Some weekend reading material:
In the new issue of the National Interest, David Shambaugh revisits the argument from his latest book that China, whatever appearances to the contrary, is essentially a “paper tiger” or partial power.
Meanwhile, on the National Interest’s website, Bill Driers, a retired Air Force Colonel who “has worked on the development and implementation of the Air-Sea Battle concept since 2011,” provides one of the first in-depth and comprehensive ASB critiques of T.X. Hammes’s Offshore Control strategy.
Writing in the Financial Times, Francis Fukuyama once again proves there’s still hope for the U.S. foreign policy establishment, even the neoconservatives. In what is one of the most sensible analyses you’re likely to read regarding Iraq and Syria in particular, and the current state of American foreign policy more generally, Fukuyama warns that Washington’s obsession with terrorism and the Islamic State in Iraq and the Levant are distracting from the real global challenges America faces: China and (to a lesser extent) Russia.
This description really doesn’t do the piece justice since it is chock full of different insights from start to finish. To cite just one example: “Strategy is about setting priorities, saying that some things are more important than others and explaining why this is so. The notion that there is no place unworthy of U.S. attention is not a strategy.” The whole piece is a must read, however.

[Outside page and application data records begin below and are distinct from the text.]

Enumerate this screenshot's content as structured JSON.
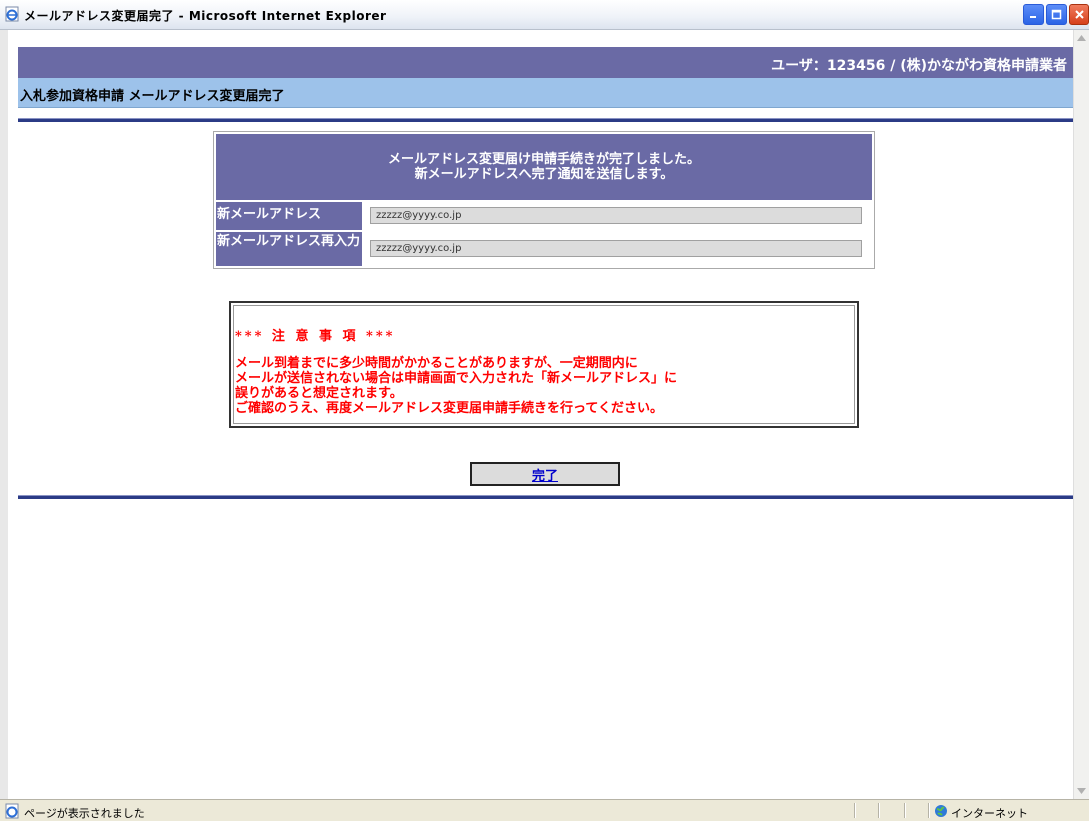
{
  "window": {
    "title": "メールアドレス変更届完了 - Microsoft Internet Explorer"
  },
  "header": {
    "user": "ユーザ：123456 / (株)かながわ資格申請業者",
    "page_title": "入札参加資格申請 メールアドレス変更届完了"
  },
  "form": {
    "message_line1": "メールアドレス変更届け申請手続きが完了しました。",
    "message_line2": "新メールアドレスへ完了通知を送信します。",
    "new_email_label": "新メールアドレス",
    "new_email_value": "zzzzz@yyyy.co.jp",
    "confirm_email_label": "新メールアドレス再入力",
    "confirm_email_value": "zzzzz@yyyy.co.jp"
  },
  "notice": {
    "title": "*** 注 意 事 項 ***",
    "lines": [
      "メール到着までに多少時間がかかることがありますが、一定期間内に",
      "メールが送信されない場合は申請画面で入力された「新メールアドレス」に",
      "誤りがあると想定されます。",
      "ご確認のうえ、再度メールアドレス変更届申請手続きを行ってください。"
    ]
  },
  "actions": {
    "done_label": "完了"
  },
  "statusbar": {
    "status": "ページが表示されました",
    "zone": "インターネット"
  },
  "colors": {
    "header_bg": "#6a6aa5",
    "title_bar_bg": "#9dc2ea",
    "rule": "#2b3b86",
    "notice_text": "#ff0000",
    "link": "#0000cc"
  },
  "icons": {
    "title": "ie-page-icon",
    "status": "ie-page-icon",
    "zone": "globe-icon"
  }
}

Over at Foreign Affairs, Jennifer Lind has a plan to deal with China’s salami slicing tactics– and not a moment too soon.
In typical fashion, War on the Rocks featured a number of excellent articles this week. Among them, CNAS’s Ely Ratner argues that China is increasingly undeterred and unapologetic.

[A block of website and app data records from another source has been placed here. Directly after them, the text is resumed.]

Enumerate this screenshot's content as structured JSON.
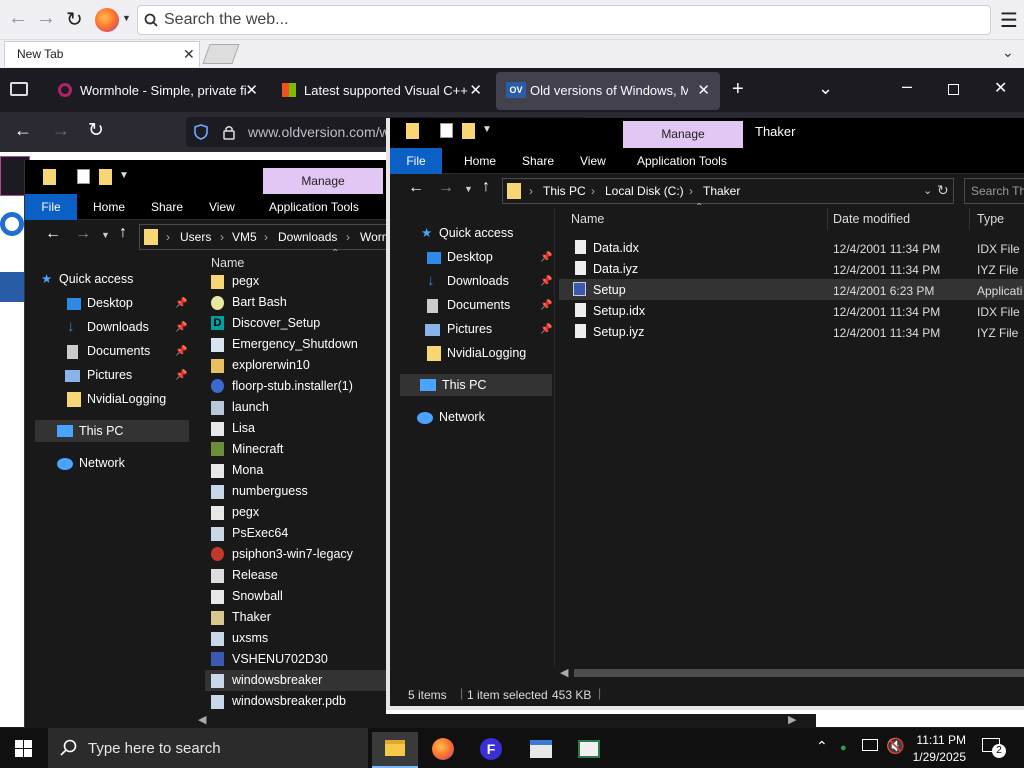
{
  "outer_browser": {
    "search_placeholder": "Search the web...",
    "tab_label": "New Tab"
  },
  "inner_browser": {
    "tabs": [
      {
        "label": "Wormhole - Simple, private file",
        "icon": "wormhole-icon"
      },
      {
        "label": "Latest supported Visual C++ Re",
        "icon": "microsoft-icon"
      },
      {
        "label": "Old versions of Windows, Mac",
        "icon": "ov-icon",
        "favicon_text": "OV"
      }
    ],
    "url": "www.oldversion.com/w"
  },
  "explorer_left": {
    "manage_label": "Manage",
    "menu": [
      "File",
      "Home",
      "Share",
      "View",
      "Application Tools"
    ],
    "breadcrumb": [
      "Users",
      "VM5",
      "Downloads",
      "Worm"
    ],
    "nav": [
      {
        "label": "Quick access",
        "icon": "star-icon"
      },
      {
        "label": "Desktop",
        "icon": "desktop-icon",
        "pinned": true
      },
      {
        "label": "Downloads",
        "icon": "download-icon",
        "pinned": true
      },
      {
        "label": "Documents",
        "icon": "document-icon",
        "pinned": true
      },
      {
        "label": "Pictures",
        "icon": "pictures-icon",
        "pinned": true
      },
      {
        "label": "NvidiaLogging",
        "icon": "folder-icon"
      },
      {
        "label": "This PC",
        "icon": "pc-icon"
      },
      {
        "label": "Network",
        "icon": "network-icon"
      }
    ],
    "column_name": "Name",
    "files": [
      "pegx",
      "Bart Bash",
      "Discover_Setup",
      "Emergency_Shutdown",
      "explorerwin10",
      "floorp-stub.installer(1)",
      "launch",
      "Lisa",
      "Minecraft",
      "Mona",
      "numberguess",
      "pegx",
      "PsExec64",
      "psiphon3-win7-legacy",
      "Release",
      "Snowball",
      "Thaker",
      "uxsms",
      "VSHENU702D30",
      "windowsbreaker",
      "windowsbreaker.pdb"
    ]
  },
  "explorer_right": {
    "manage_label": "Manage",
    "title": "Thaker",
    "menu": [
      "File",
      "Home",
      "Share",
      "View",
      "Application Tools"
    ],
    "breadcrumb": [
      "This PC",
      "Local Disk (C:)",
      "Thaker"
    ],
    "search_placeholder": "Search Th",
    "nav": [
      {
        "label": "Quick access",
        "icon": "star-icon"
      },
      {
        "label": "Desktop",
        "icon": "desktop-icon",
        "pinned": true
      },
      {
        "label": "Downloads",
        "icon": "download-icon",
        "pinned": true
      },
      {
        "label": "Documents",
        "icon": "document-icon",
        "pinned": true
      },
      {
        "label": "Pictures",
        "icon": "pictures-icon",
        "pinned": true
      },
      {
        "label": "NvidiaLogging",
        "icon": "folder-icon"
      },
      {
        "label": "This PC",
        "icon": "pc-icon"
      },
      {
        "label": "Network",
        "icon": "network-icon"
      }
    ],
    "columns": {
      "name": "Name",
      "date": "Date modified",
      "type": "Type"
    },
    "files": [
      {
        "name": "Data.idx",
        "date": "12/4/2001 11:34 PM",
        "type": "IDX File"
      },
      {
        "name": "Data.iyz",
        "date": "12/4/2001 11:34 PM",
        "type": "IYZ File"
      },
      {
        "name": "Setup",
        "date": "12/4/2001 6:23 PM",
        "type": "Applicati"
      },
      {
        "name": "Setup.idx",
        "date": "12/4/2001 11:34 PM",
        "type": "IDX File"
      },
      {
        "name": "Setup.iyz",
        "date": "12/4/2001 11:34 PM",
        "type": "IYZ File"
      }
    ],
    "status": {
      "count": "5 items",
      "selected": "1 item selected",
      "size": "453 KB"
    }
  },
  "taskbar": {
    "search_placeholder": "Type here to search",
    "time": "11:11 PM",
    "date": "1/29/2025",
    "notification_count": "2"
  }
}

Also on WOTR, with the Navy wrapping up its update to A Cooperative Strategy for 21stCentury Seapower, Bryan McGrath — who helped craft the document — revisits the 2007 strategy. In particular, he notes that one of the major criticisms of the maritime strategy was that it was predicated largely on the possibility of a great power war, which then looked so remote. This criticism now rings increasingly hallow, McGrath argues, writing, “The threat that critics then charged did not exist is now gathering on both ends of the Eurasian landmass. Both Russia and China are little invested in the present global order, and both openly challenge it with force and through other means even as they have benefited handsomely from it. Great power politics (and its continuation by other means, great power and proxy war) is all of a sudden back in fashion.”

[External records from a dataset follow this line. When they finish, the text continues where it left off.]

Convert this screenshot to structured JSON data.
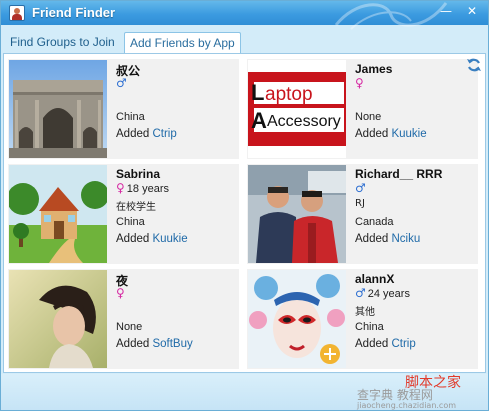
{
  "window": {
    "title": "Friend Finder",
    "minimize_glyph": "—",
    "close_glyph": "✕"
  },
  "tabs": [
    {
      "label": "Find Groups to Join",
      "selected": false
    },
    {
      "label": "Add Friends by App",
      "selected": true
    }
  ],
  "accent_color": "#3c9be0",
  "link_color": "#1f6aa8",
  "added_prefix": "Added",
  "toolbar": {
    "refresh_icon": "refresh-icon"
  },
  "friends": [
    {
      "name": "叔公",
      "gender_symbol": "♂",
      "gender": "male",
      "age": "",
      "note": "",
      "location": "China",
      "app": "Ctrip",
      "photo": "arch-photo"
    },
    {
      "name": "James",
      "gender_symbol": "♀",
      "gender": "female",
      "age": "",
      "note": "",
      "location": "None",
      "app": "Kuukie",
      "photo": "laptop-accessory-logo",
      "photo_text_1": "aptop",
      "photo_text_2": "Accessory"
    },
    {
      "name": "Sabrina",
      "gender_symbol": "♀",
      "gender": "female",
      "age": "18 years",
      "note": "在校学生",
      "location": "China",
      "app": "Kuukie",
      "photo": "cartoon-house-illustration"
    },
    {
      "name": "Richard__ RRR",
      "gender_symbol": "♂",
      "gender": "male",
      "age": "",
      "note": "RJ",
      "location": "Canada",
      "app": "Nciku",
      "photo": "two-men-photo"
    },
    {
      "name": "夜",
      "gender_symbol": "♀",
      "gender": "female",
      "age": "",
      "note": "",
      "location": "None",
      "app": "SoftBuy",
      "photo": "portrait-photo"
    },
    {
      "name": "alannX",
      "gender_symbol": "♂",
      "gender": "male",
      "age": "24 years",
      "note": "其他",
      "location": "China",
      "app": "Ctrip",
      "photo": "opera-mask-illustration"
    }
  ],
  "watermark": {
    "chinese": "脚本之家",
    "site": "查字典 教程网",
    "url": "jiaocheng.chazidian.com"
  }
}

Meanwhile, The Guardian reports on the latest scheme by North Korea’s Office 39 to raise foreign currency for the regime: opening up restaurant chains throughout Asia. According to the report, these restaurants began springing up in the 1990s (coincidentally, during the famine years, I’d note) mostly in China. They began booming in the 21st century, however, and there are now an “estimated 100 branches across Asia.” Bertil Lintner, an expert on North Korea, is quoted in the report as saying, “The North Korean government runs those restaurants to a) raise foreign exchange for the government in Pyongyang, b) to finance the activities of the North Korean embassy in the country where a restaurant is located, and c) to launder money from other activities.”